(Data)

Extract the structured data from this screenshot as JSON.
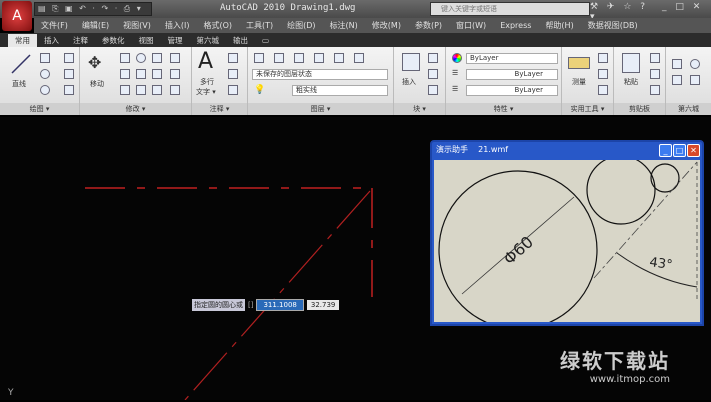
{
  "titlebar": {
    "app_logo": "A",
    "qat": "▤ ⎘ ▣ ↶ · ↷ · ⎙ ▾",
    "title": "AutoCAD 2010  Drawing1.dwg",
    "search_placeholder": "键入关键字或短语",
    "tools": "⚒ ✈ ☆ ? ▾",
    "window_controls": "_ □ ✕"
  },
  "menu": [
    "文件(F)",
    "编辑(E)",
    "视图(V)",
    "插入(I)",
    "格式(O)",
    "工具(T)",
    "绘图(D)",
    "标注(N)",
    "修改(M)",
    "参数(P)",
    "窗口(W)",
    "Express",
    "帮助(H)",
    "数据视图(DB)"
  ],
  "tabs": [
    "常用",
    "插入",
    "注释",
    "参数化",
    "视图",
    "管理",
    "第六城",
    "输出",
    "▭"
  ],
  "ribbon": {
    "panels": [
      "绘图 ▾",
      "修改 ▾",
      "注释 ▾",
      "图层 ▾",
      "块 ▾",
      "特性 ▾",
      "实用工具 ▾",
      "剪贴板",
      "第六城"
    ],
    "draw_line": "直线",
    "modify_move": "移动",
    "annot_text_1": "多行",
    "annot_text_2": "文字 ▾",
    "layer_state": "未保存的图层状态",
    "layer_current": "粗实线",
    "block_insert": "插入",
    "prop_color": "ByLayer",
    "prop_linetype": "ByLayer",
    "prop_lineweight": "ByLayer",
    "util_measure": "测量",
    "clip_paste": "粘贴"
  },
  "dialog": {
    "title": "演示助手",
    "file": "21.wmf",
    "dimension": "Φ60",
    "angle": "43°"
  },
  "command_tooltip": {
    "prompt": "指定圆的圆心或",
    "sep": "[]",
    "value1": "311.1008",
    "value2": "32.739"
  },
  "watermark": {
    "name": "绿软下载站",
    "url": "www.itmop.com"
  },
  "ucs_icon": "Y"
}
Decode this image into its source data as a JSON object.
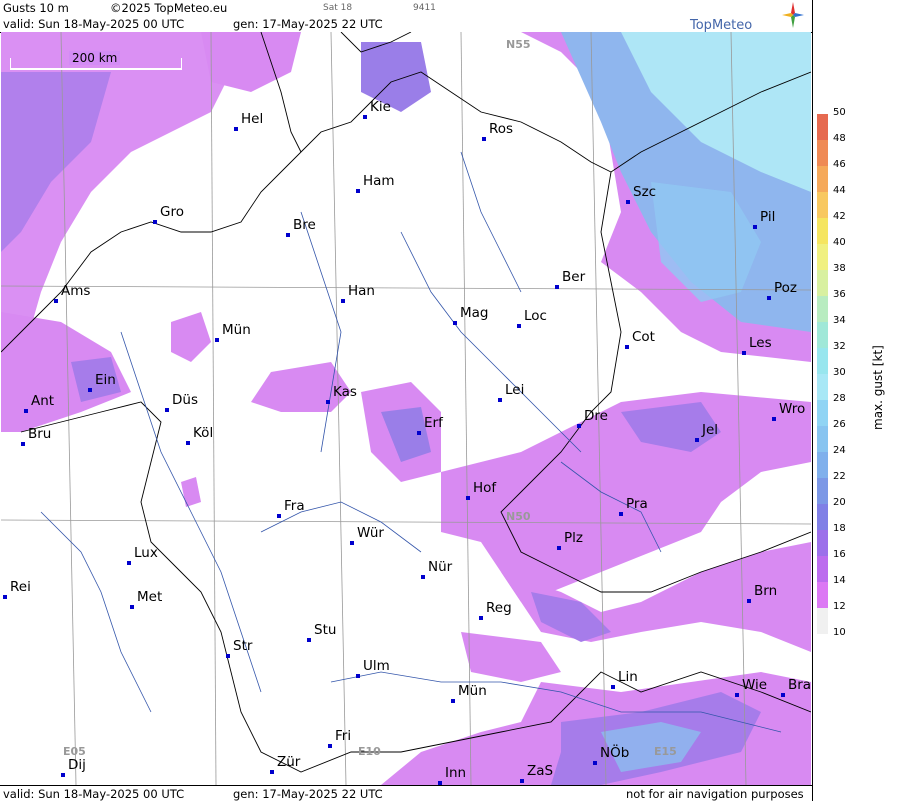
{
  "header": {
    "product": "Gusts 10 m",
    "copyright": "©2025 TopMeteo.eu",
    "sat": "Sat 18",
    "code": "9411",
    "valid": "valid:  Sun  18-May-2025  00 UTC",
    "gen": "gen: 17-May-2025 22 UTC",
    "brand": "TopMeteo"
  },
  "footer": {
    "valid": "valid:  Sun  18-May-2025  00 UTC",
    "gen": "gen: 17-May-2025 22 UTC",
    "note": "not for air navigation purposes"
  },
  "scale": {
    "label": "200 km"
  },
  "grid_labels": [
    "N55",
    "N50",
    "E05",
    "E10",
    "E15"
  ],
  "cities": [
    {
      "name": "Hel"
    },
    {
      "name": "Kie"
    },
    {
      "name": "Ros"
    },
    {
      "name": "Ham"
    },
    {
      "name": "Szc"
    },
    {
      "name": "Gro"
    },
    {
      "name": "Bre"
    },
    {
      "name": "Pil"
    },
    {
      "name": "Ber"
    },
    {
      "name": "Ams"
    },
    {
      "name": "Han"
    },
    {
      "name": "Poz"
    },
    {
      "name": "Mag"
    },
    {
      "name": "Loc"
    },
    {
      "name": "Mün"
    },
    {
      "name": "Cot"
    },
    {
      "name": "Les"
    },
    {
      "name": "Ein"
    },
    {
      "name": "Kas"
    },
    {
      "name": "Lei"
    },
    {
      "name": "Ant"
    },
    {
      "name": "Düs"
    },
    {
      "name": "Wro"
    },
    {
      "name": "Erf"
    },
    {
      "name": "Dre"
    },
    {
      "name": "Bru"
    },
    {
      "name": "Köl"
    },
    {
      "name": "Jel"
    },
    {
      "name": "Hof"
    },
    {
      "name": "Fra"
    },
    {
      "name": "Pra"
    },
    {
      "name": "Wür"
    },
    {
      "name": "Plz"
    },
    {
      "name": "Lux"
    },
    {
      "name": "Nür"
    },
    {
      "name": "Rei"
    },
    {
      "name": "Brn"
    },
    {
      "name": "Met"
    },
    {
      "name": "Reg"
    },
    {
      "name": "Stu"
    },
    {
      "name": "Str"
    },
    {
      "name": "Ulm"
    },
    {
      "name": "Lin"
    },
    {
      "name": "Mün"
    },
    {
      "name": "Wie"
    },
    {
      "name": "Bra"
    },
    {
      "name": "Fri"
    },
    {
      "name": "NÖb"
    },
    {
      "name": "Dij"
    },
    {
      "name": "Zür"
    },
    {
      "name": "Inn"
    },
    {
      "name": "ZaS"
    }
  ],
  "legend": {
    "title": "max. gust  [kt]",
    "ticks": [
      "50",
      "48",
      "46",
      "44",
      "42",
      "40",
      "38",
      "36",
      "34",
      "32",
      "30",
      "28",
      "26",
      "24",
      "22",
      "20",
      "18",
      "16",
      "14",
      "12",
      "10"
    ],
    "colors": [
      "#e66a50",
      "#ef8a55",
      "#f5a95a",
      "#f8c860",
      "#f5e560",
      "#f0f080",
      "#d8f0a0",
      "#b8ecc0",
      "#a0e8d8",
      "#98e6ee",
      "#a8e8f6",
      "#90d4f4",
      "#88c4f0",
      "#80b0ec",
      "#7c98e6",
      "#8080e6",
      "#9c70ea",
      "#bc6cee",
      "#dc78f4",
      "#f0f0f0"
    ]
  }
}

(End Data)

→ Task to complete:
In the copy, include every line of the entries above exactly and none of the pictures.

→ The answer:
Extract the structured data from this screenshot as JSON.
{
  "titlebar": {
    "app_logo": "A",
    "qat": "▤ ⎘ ▣ ↶ · ↷ · ⎙ ▾",
    "title": "AutoCAD 2010  Drawing1.dwg",
    "search_placeholder": "键入关键字或短语",
    "tools": "⚒ ✈ ☆ ? ▾",
    "window_controls": "_ □ ✕"
  },
  "menu": [
    "文件(F)",
    "编辑(E)",
    "视图(V)",
    "插入(I)",
    "格式(O)",
    "工具(T)",
    "绘图(D)",
    "标注(N)",
    "修改(M)",
    "参数(P)",
    "窗口(W)",
    "Express",
    "帮助(H)",
    "数据视图(DB)"
  ],
  "tabs": [
    "常用",
    "插入",
    "注释",
    "参数化",
    "视图",
    "管理",
    "第六城",
    "输出",
    "▭"
  ],
  "ribbon": {
    "panels": [
      "绘图 ▾",
      "修改 ▾",
      "注释 ▾",
      "图层 ▾",
      "块 ▾",
      "特性 ▾",
      "实用工具 ▾",
      "剪贴板",
      "第六城"
    ],
    "draw_line": "直线",
    "modify_move": "移动",
    "annot_text_1": "多行",
    "annot_text_2": "文字 ▾",
    "layer_state": "未保存的图层状态",
    "layer_current": "粗实线",
    "block_insert": "插入",
    "prop_color": "ByLayer",
    "prop_linetype": "ByLayer",
    "prop_lineweight": "ByLayer",
    "util_measure": "测量",
    "clip_paste": "粘贴"
  },
  "dialog": {
    "title": "演示助手",
    "file": "21.wmf",
    "dimension": "Φ60",
    "angle": "43°"
  },
  "command_tooltip": {
    "prompt": "指定圆的圆心或",
    "sep": "[]",
    "value1": "311.1008",
    "value2": "32.739"
  },
  "watermark": {
    "name": "绿软下载站",
    "url": "www.itmop.com"
  },
  "ucs_icon": "Y"
}
Decode this image into its source data as a JSON object.
{
  "header": {
    "product": "Gusts 10 m",
    "copyright": "©2025 TopMeteo.eu",
    "sat": "Sat 18",
    "code": "9411",
    "valid": "valid:  Sun  18-May-2025  00 UTC",
    "gen": "gen: 17-May-2025 22 UTC",
    "brand": "TopMeteo"
  },
  "footer": {
    "valid": "valid:  Sun  18-May-2025  00 UTC",
    "gen": "gen: 17-May-2025 22 UTC",
    "note": "not for air navigation purposes"
  },
  "scale": {
    "label": "200 km"
  },
  "grid_labels": [
    "N55",
    "N50",
    "E05",
    "E10",
    "E15"
  ],
  "cities": [
    {
      "name": "Hel"
    },
    {
      "name": "Kie"
    },
    {
      "name": "Ros"
    },
    {
      "name": "Ham"
    },
    {
      "name": "Szc"
    },
    {
      "name": "Gro"
    },
    {
      "name": "Bre"
    },
    {
      "name": "Pil"
    },
    {
      "name": "Ber"
    },
    {
      "name": "Ams"
    },
    {
      "name": "Han"
    },
    {
      "name": "Poz"
    },
    {
      "name": "Mag"
    },
    {
      "name": "Loc"
    },
    {
      "name": "Mün"
    },
    {
      "name": "Cot"
    },
    {
      "name": "Les"
    },
    {
      "name": "Ein"
    },
    {
      "name": "Kas"
    },
    {
      "name": "Lei"
    },
    {
      "name": "Ant"
    },
    {
      "name": "Düs"
    },
    {
      "name": "Wro"
    },
    {
      "name": "Erf"
    },
    {
      "name": "Dre"
    },
    {
      "name": "Bru"
    },
    {
      "name": "Köl"
    },
    {
      "name": "Jel"
    },
    {
      "name": "Hof"
    },
    {
      "name": "Fra"
    },
    {
      "name": "Pra"
    },
    {
      "name": "Wür"
    },
    {
      "name": "Plz"
    },
    {
      "name": "Lux"
    },
    {
      "name": "Nür"
    },
    {
      "name": "Rei"
    },
    {
      "name": "Brn"
    },
    {
      "name": "Met"
    },
    {
      "name": "Reg"
    },
    {
      "name": "Stu"
    },
    {
      "name": "Str"
    },
    {
      "name": "Ulm"
    },
    {
      "name": "Lin"
    },
    {
      "name": "Mün"
    },
    {
      "name": "Wie"
    },
    {
      "name": "Bra"
    },
    {
      "name": "Fri"
    },
    {
      "name": "NÖb"
    },
    {
      "name": "Dij"
    },
    {
      "name": "Zür"
    },
    {
      "name": "Inn"
    },
    {
      "name": "ZaS"
    }
  ],
  "legend": {
    "title": "max. gust  [kt]",
    "ticks": [
      "50",
      "48",
      "46",
      "44",
      "42",
      "40",
      "38",
      "36",
      "34",
      "32",
      "30",
      "28",
      "26",
      "24",
      "22",
      "20",
      "18",
      "16",
      "14",
      "12",
      "10"
    ],
    "colors": [
      "#e66a50",
      "#ef8a55",
      "#f5a95a",
      "#f8c860",
      "#f5e560",
      "#f0f080",
      "#d8f0a0",
      "#b8ecc0",
      "#a0e8d8",
      "#98e6ee",
      "#a8e8f6",
      "#90d4f4",
      "#88c4f0",
      "#80b0ec",
      "#7c98e6",
      "#8080e6",
      "#9c70ea",
      "#bc6cee",
      "#dc78f4",
      "#f0f0f0"
    ]
  }
}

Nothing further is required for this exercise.